The Monstrous Feminine: Politics of Gender and Fear in the Adaptation of “Tejeemola” in Kothanodi

Sruthi B Guptha, Amrita Vishwa Vidyapeetham, India
Sandhya V, Amrita Vishwa Vidyapeetham, India
Published: June 7, 2023

Citation: Guptha, S. B, & Sandhya, V (2023). The Monstrous Feminine: Politics of Gender and Fear in the Adaptation of “Tejeemola” in Kothanodi. IAFOR Journal of Literature & Librarianship, 12(1).

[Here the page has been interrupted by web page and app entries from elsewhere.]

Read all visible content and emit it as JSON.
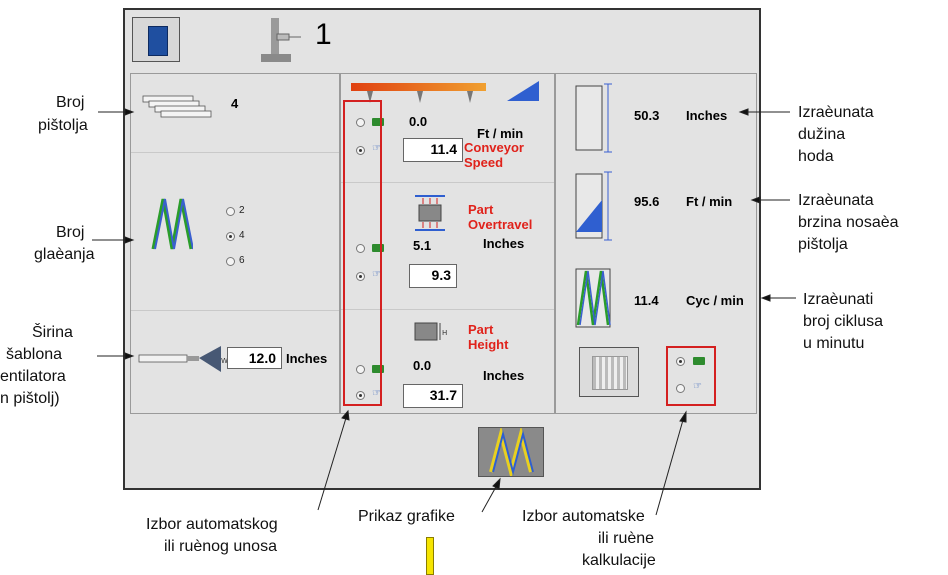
{
  "header": {
    "station_number": "1"
  },
  "left": {
    "guns_count": "4",
    "pass_options": [
      "2",
      "4",
      "6"
    ],
    "pattern_width_value": "12.0",
    "pattern_width_unit": "Inches"
  },
  "middle": {
    "conveyor_auto_value": "0.0",
    "conveyor_unit": "Ft / min",
    "conveyor_manual_value": "11.4",
    "conveyor_label_1": "Conveyor",
    "conveyor_label_2": "Speed",
    "overtravel_label_1": "Part",
    "overtravel_label_2": "Overtravel",
    "overtravel_auto_value": "5.1",
    "overtravel_unit": "Inches",
    "overtravel_manual_value": "9.3",
    "height_label_1": "Part",
    "height_label_2": "Height",
    "height_auto_value": "0.0",
    "height_unit": "Inches",
    "height_manual_value": "31.7"
  },
  "right": {
    "stroke_value": "50.3",
    "stroke_unit": "Inches",
    "carriage_speed_value": "95.6",
    "carriage_speed_unit": "Ft / min",
    "cycles_value": "11.4",
    "cycles_unit": "Cyc / min"
  },
  "annotations": {
    "guns_l1": "Broj",
    "guns_l2": "pištolja",
    "passes_l1": "Broj",
    "passes_l2": "glaèanja",
    "width_l1": "Širina",
    "width_l2": "šablona",
    "width_l3": "entilatora",
    "width_l4": "n pištolj)",
    "stroke_l1": "Izraèunata",
    "stroke_l2": "dužina",
    "stroke_l3": "hoda",
    "speed_l1": "Izraèunata",
    "speed_l2": "brzina nosaèa",
    "speed_l3": "pištolja",
    "cycles_l1": "Izraèunati",
    "cycles_l2": "broj ciklusa",
    "cycles_l3": "u minutu",
    "input_l1": "Izbor automatskog",
    "input_l2": "ili ruènog unosa",
    "graphics_l1": "Prikaz grafike",
    "calc_l1": "Izbor automatske",
    "calc_l2": "ili ruène",
    "calc_l3": "kalkulacije"
  }
}
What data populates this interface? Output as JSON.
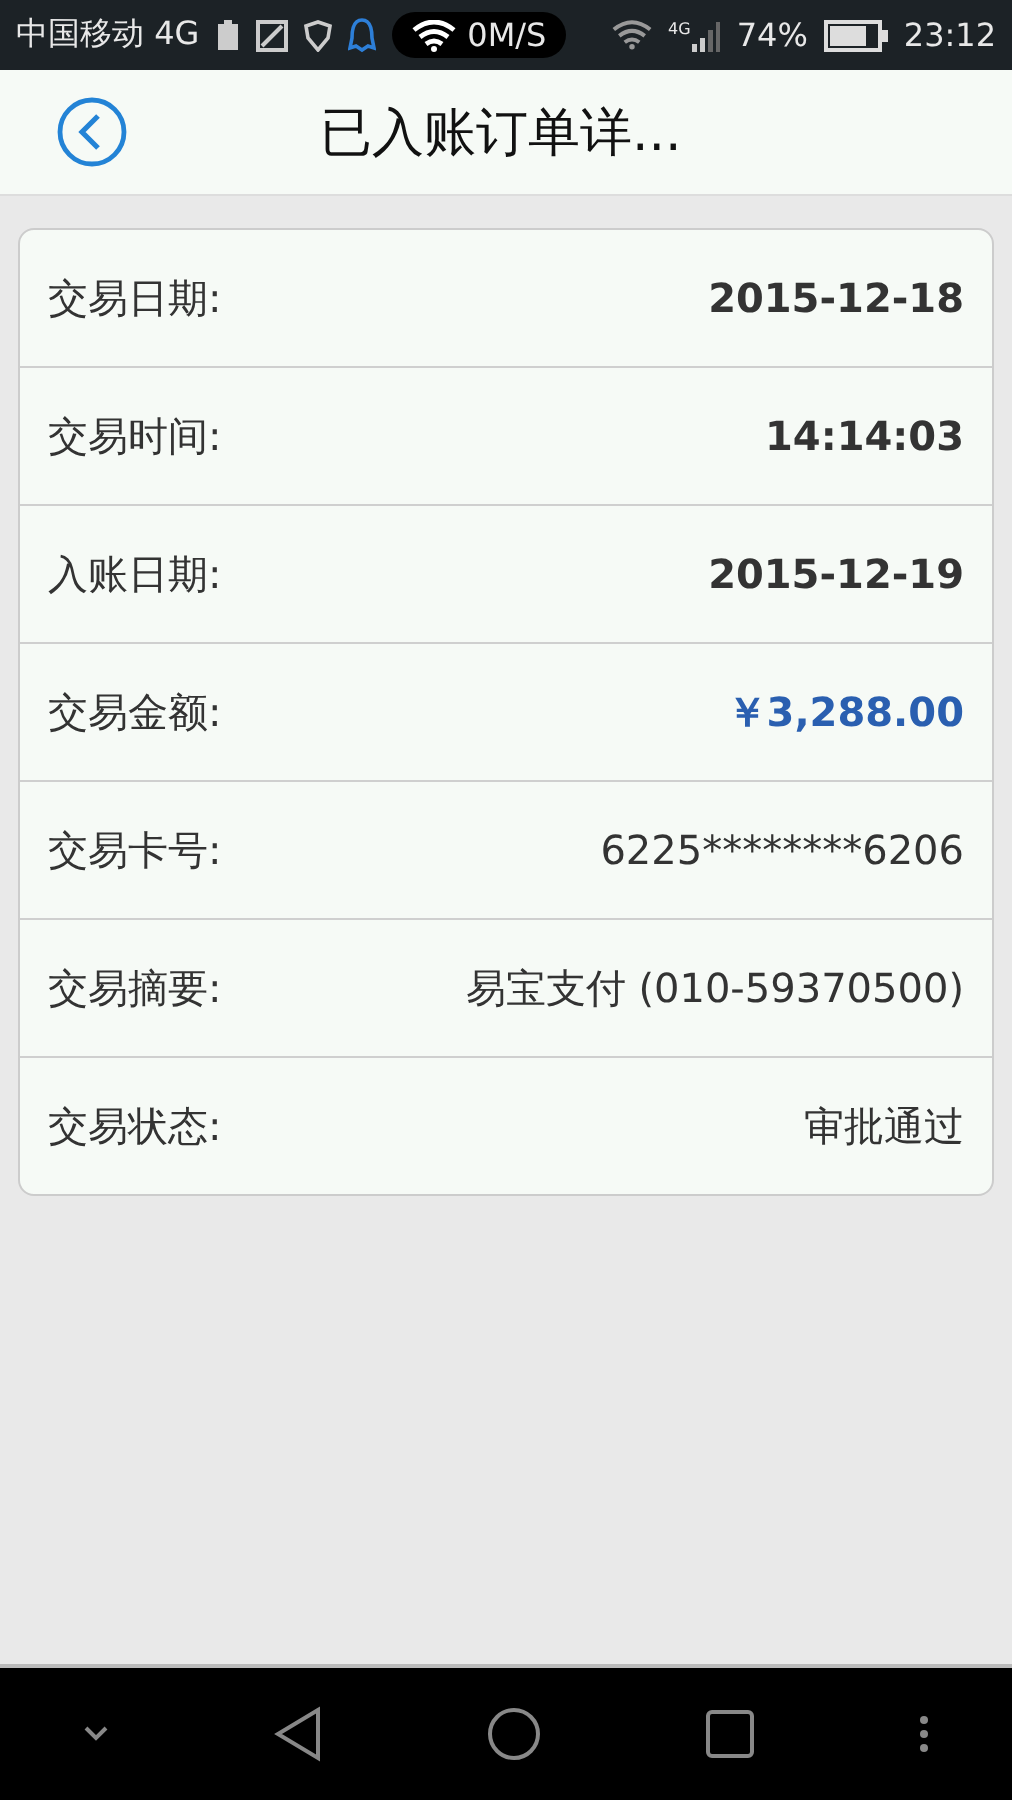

Contemporary folklore studies transcend genre, language, culture, time, and space in addressing the pertinent questions of representation, appropriation, and counter-cultures. This paper attempts to address gender politics in the formulation of horror in the visual adaptation of the famous Assamese folktale “Tejeemola” (1911) in Bhaskar Hazarika’s film Kothanodi (The River of Fables, 2015). The interval of almost a century makes Kothanodi undisputedly informed by contemporary postmodern discourses on femininity, sexuality, and socio-cultural changes in the conventions of gender. The retelling utilizes the trope of motherhood in the construction of the monstrous feminine to evoke fear. The paper looks critically at a) the cultural implications of fear in the visual adaptation by interrogating the monstrous feminine against the cultural glorification and romanticization of the maternal feminine, and b) how fear is used as a culturally rooted gendered tool in the language of cinema, drawing from Scruton’s Sociophobics: The Anthropology of Fear. The objective of this critical analysis is to recognize the fragile and fluid borders which shape our idea of fear and disassociate it from the intricate web of cultural conditioning.


Assamese folktale, fear, Kothanodi, maternal feminine, monstrous feminine, Tejimola